But in submerging the details of their lives, they reveal a sense that their lives and world are not the subject of art, not even of a humble epistolary self-expression. Perhaps nothing reveals the class differences between the Keatings, the Penders and the Cosgraves so effectively as this detail. 1057/9780230596467 - Changing Ireland, Christine St. com - licensed to Universitetsbiblioteket i Tromso - PalgraveConnect - 2011-03-17 nursing instructors, a British intern also professionally miscast, ironically remarks: 35 parents.
This passage reveals what I referred to earlier as the dual consciousness of the narrative voice. The slightly breathless and naive thought contains wisdom possible in an intelligent young woman, but the skillful, if lightly sketched, analysis about emotional/psychological bondage and freedom, destructive gender relations, suspect economic power, and its abusive potential in family life – this bespeaks the sophistication of a long life of observant political awareness. 47 Feminist awareness shapes other significant parts of the novel.

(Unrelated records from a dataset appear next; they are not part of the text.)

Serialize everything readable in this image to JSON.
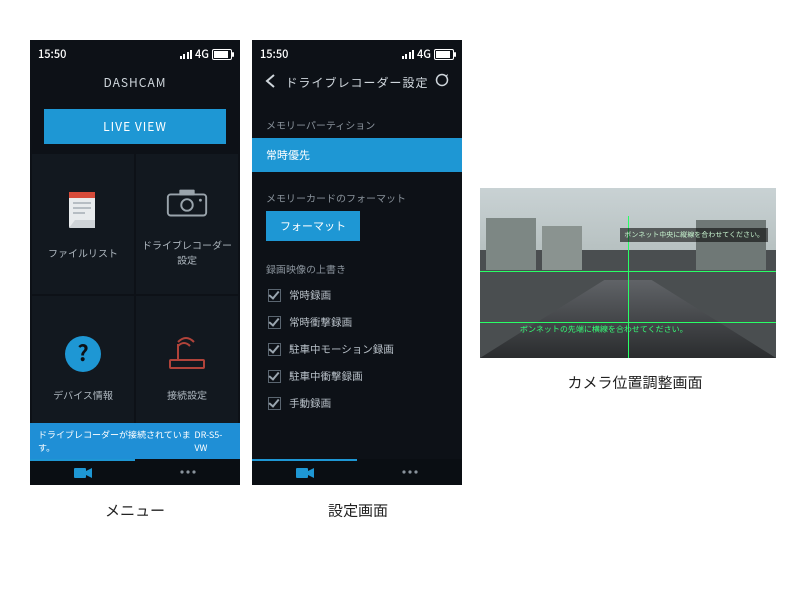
{
  "status": {
    "time": "15:50",
    "network": "4G"
  },
  "menu": {
    "title": "DASHCAM",
    "live_view": "LIVE VIEW",
    "tiles": {
      "file_list": "ファイルリスト",
      "recorder_settings": "ドライブレコーダー\n設定",
      "device_info": "デバイス情報",
      "connection_settings": "接続設定"
    },
    "status_bar": {
      "message": "ドライブレコーダーが接続されています。",
      "model": "DR-S5-VW"
    }
  },
  "settings": {
    "title": "ドライブレコーダー設定",
    "sections": {
      "memory_partition": {
        "label": "メモリーパーティション",
        "value": "常時優先"
      },
      "memory_format": {
        "label": "メモリーカードのフォーマット",
        "button": "フォーマット"
      },
      "overwrite": {
        "label": "録画映像の上書き",
        "options": [
          "常時録画",
          "常時衝撃録画",
          "駐車中モーション録画",
          "駐車中衝撃録画",
          "手動録画"
        ]
      }
    }
  },
  "preview": {
    "hint_top": "ボンネット中央に縦線を合わせてください。",
    "hint_bottom": "ボンネットの先端に横線を合わせてください。"
  },
  "captions": {
    "menu": "メニュー",
    "settings": "設定画面",
    "preview": "カメラ位置調整画面"
  }
}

Everything . . but, Bridie, no flights of fancy. Just straight, put it down straight. No flights’ (p. 159). But in the final metafictional gesture of the novel, Bridie, although determined to obey the command about no flights, finds herself unable to avoid offering interpretation, shaping the plot. What is more, although she apologizes for doing it, presumably to Constance’s ghost, she persists, and so the ‘novel’ is the work of two women authors, both straining to control the problems attending the act of representing women’s writing.